During the winter season Black Market Vintage Clothing specializes in $10 wool coats. He said his stores hold a price advantage over others.
“The wool coats are heavy and warm and the right price,” Christman said. “I think for a similar coat, it’s going to be about $100 at the cheapest of the quick fashion places.”
Right now is the best time to shop vintage, Christman said.
“These days with the economic crisis, soon enough the allowances for the young crowd are going to run dry or be challenged,” Christman said. “A parent isn’t going to have as much money to give their kid anymore, so we think it’s an alternative to shop here instead.”
Another major advantage of shopping vintage, as well as the low prices, is the fact that vintage pieces are usually better quality, said Victoria Dinnick, who is a vintage expert.
Dinnick is also the owner of a vintage store called Gadabout, at 1300 Queen St. E. She credits her ability to stay in business to the great quality of vintage clothing.
Vintage clothing is much better made than clothing being made today, she said.
“The cut of [vintage clothing] is better, the fabric is better, and the pieces will last your lifetime as well as having lasted somebody else’s lifetime.”
Christman said vintage clothes are quality pieces because older clothing that was made before the 1990s was constructed better.
“When a piece of clothing is 20 years old already, it’s probably still got another 20 years in it,” Christman said.
Dinnick is a vintage jewellery curator as well and she sells this jewellery along with vintage clothing at Gadabout. She said her necklaces and other accessories start as low as $10.
“I get jewellery made out of old beads,” she said. “I also buy old broken necklaces and bracelets and I’ll have them remade, so they get made to be new again.”
Another vintage store in downtown Toronto is Bungalow, at 273 Augusta Ave. in Kensington Market. Bungalow carries vintage furniture and house wares as well as clothing and accessories.
Jessica Zimmermann, co-owner of Bungalow, said her store is able to stay in business because it offers so much more than just clothing.
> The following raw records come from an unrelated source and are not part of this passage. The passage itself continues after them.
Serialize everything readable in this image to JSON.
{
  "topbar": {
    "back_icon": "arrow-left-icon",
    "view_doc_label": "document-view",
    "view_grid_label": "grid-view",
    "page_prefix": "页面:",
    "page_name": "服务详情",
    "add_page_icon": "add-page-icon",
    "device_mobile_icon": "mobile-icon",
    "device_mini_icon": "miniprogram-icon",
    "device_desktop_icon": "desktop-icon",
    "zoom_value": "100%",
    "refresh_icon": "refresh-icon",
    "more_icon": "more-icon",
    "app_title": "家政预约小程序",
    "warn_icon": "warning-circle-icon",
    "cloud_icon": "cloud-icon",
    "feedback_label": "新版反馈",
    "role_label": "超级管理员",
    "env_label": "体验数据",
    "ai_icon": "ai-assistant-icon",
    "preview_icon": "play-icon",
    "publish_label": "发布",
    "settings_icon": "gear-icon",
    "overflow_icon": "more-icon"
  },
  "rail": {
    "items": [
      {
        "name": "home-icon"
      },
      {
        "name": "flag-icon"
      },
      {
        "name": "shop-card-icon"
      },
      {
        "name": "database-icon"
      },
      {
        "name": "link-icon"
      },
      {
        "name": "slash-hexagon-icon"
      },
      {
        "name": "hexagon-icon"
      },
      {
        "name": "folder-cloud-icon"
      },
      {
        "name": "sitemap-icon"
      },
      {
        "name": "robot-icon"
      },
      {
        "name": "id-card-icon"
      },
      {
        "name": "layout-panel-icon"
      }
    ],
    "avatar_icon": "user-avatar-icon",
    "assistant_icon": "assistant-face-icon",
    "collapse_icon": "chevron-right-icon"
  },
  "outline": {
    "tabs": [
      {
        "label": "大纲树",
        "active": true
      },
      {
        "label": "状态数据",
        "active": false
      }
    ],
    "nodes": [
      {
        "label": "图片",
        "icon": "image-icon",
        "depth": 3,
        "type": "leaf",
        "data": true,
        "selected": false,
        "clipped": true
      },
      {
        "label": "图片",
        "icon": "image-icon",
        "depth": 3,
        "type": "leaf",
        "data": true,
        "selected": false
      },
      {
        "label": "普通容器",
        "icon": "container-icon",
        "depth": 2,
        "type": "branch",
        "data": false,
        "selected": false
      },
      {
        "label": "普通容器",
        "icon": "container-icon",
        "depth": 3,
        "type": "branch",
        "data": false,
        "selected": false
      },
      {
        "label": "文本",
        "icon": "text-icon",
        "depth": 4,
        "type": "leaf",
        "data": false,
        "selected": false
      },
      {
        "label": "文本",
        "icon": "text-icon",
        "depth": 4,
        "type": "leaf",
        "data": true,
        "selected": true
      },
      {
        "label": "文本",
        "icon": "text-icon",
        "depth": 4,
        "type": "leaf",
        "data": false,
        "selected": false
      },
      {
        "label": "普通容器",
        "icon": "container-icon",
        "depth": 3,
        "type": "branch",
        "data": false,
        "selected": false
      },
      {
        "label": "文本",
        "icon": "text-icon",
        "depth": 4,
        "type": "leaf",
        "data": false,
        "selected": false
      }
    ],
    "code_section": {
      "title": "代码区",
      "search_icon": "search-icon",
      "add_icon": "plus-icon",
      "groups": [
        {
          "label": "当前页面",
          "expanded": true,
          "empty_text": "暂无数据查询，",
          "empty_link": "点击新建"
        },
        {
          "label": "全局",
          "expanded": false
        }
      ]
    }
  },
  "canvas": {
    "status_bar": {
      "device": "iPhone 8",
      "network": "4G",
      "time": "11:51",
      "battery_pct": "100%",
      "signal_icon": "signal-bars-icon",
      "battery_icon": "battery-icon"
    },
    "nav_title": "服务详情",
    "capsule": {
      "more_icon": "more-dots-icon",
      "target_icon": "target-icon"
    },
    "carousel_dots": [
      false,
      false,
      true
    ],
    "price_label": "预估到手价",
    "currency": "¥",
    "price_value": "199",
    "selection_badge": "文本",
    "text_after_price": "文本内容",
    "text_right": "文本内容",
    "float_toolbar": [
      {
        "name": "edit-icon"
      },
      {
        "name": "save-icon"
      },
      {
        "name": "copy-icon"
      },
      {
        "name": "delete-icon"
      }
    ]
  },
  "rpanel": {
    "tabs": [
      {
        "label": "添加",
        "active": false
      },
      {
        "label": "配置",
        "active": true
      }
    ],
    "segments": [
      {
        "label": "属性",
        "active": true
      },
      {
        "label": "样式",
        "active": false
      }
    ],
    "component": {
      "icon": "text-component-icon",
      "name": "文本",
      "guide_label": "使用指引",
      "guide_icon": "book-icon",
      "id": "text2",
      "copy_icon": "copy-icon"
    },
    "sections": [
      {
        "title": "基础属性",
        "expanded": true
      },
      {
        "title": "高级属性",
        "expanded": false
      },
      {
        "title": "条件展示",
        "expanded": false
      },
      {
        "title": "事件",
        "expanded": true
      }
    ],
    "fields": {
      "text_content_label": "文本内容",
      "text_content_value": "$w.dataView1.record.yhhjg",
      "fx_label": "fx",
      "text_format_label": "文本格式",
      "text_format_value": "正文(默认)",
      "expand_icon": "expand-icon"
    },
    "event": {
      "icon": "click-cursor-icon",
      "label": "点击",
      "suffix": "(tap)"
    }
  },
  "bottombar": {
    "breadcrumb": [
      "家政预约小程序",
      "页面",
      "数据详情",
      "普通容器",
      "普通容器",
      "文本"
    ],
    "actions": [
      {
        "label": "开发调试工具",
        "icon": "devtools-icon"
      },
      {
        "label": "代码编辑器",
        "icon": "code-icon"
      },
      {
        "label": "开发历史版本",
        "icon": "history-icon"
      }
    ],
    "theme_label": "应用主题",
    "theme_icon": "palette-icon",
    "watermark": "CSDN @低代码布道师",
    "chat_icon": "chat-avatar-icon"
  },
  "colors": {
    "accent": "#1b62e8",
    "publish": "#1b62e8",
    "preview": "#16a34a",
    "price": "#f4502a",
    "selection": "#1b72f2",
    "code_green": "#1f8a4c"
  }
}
“We sell a variety of items because we want to give people a good shopping experience and give them a good deal,” Zimmermann said.
The quality of vintage clothing is much better, Zimmermann also said. Vintage clothing lasts much longer than newer clothing.
“The nice thing about shopping vintage is you know that if you buy something, if it looks good and it’s still in good condition, it’s likely to last you, as opposed to if you buy something at H&M you know it’s going to last you a season and then you’ll throw it in the garbage,” Zimmermann said.
Dinnick said what she likes about vintage most is its character. She said this is why customers shop at her store.
“[Vintage] allows you to not look like you’ve just stepped out of one of the nine million mocha coloured shops that sell all the ready-to-wear-now stuff,” Dinnick said. “You can look different, you can a buy a style that suits your body versus a style that just happens to be fashionable right now that doesn’t suit your body.”
It is mostly because of this character that people buy vintage clothing, Christman said.
“The vintage stuff just has more character and is authentic to the style that the kids are trying to copy these days. Fashion just kind of shifts in decade cycles the way it always has, so the leading folk and kids are buying the bright neon pants and colours from the early ’90s, going back to the rave days.”
Christman said Black Market Vintage Clothing has been so successful over the past 25 years that he and the other owners have recently been able to open a new store. It’s called the Public Butter, at 1290 Queen St. W. in Parkdale.
“We have slightly higher-end product at the Public Butter,” Christman said.
Like Bungalow, the Public Butter sells furniture and house wares as well as vintage clothing.
“We also have stuff that we call architectural remnants at the Public Butter store,” Christman said. “So it’s stuff like a big door frame or something, so if you’re fixing your place up, you can go there and look for materials.”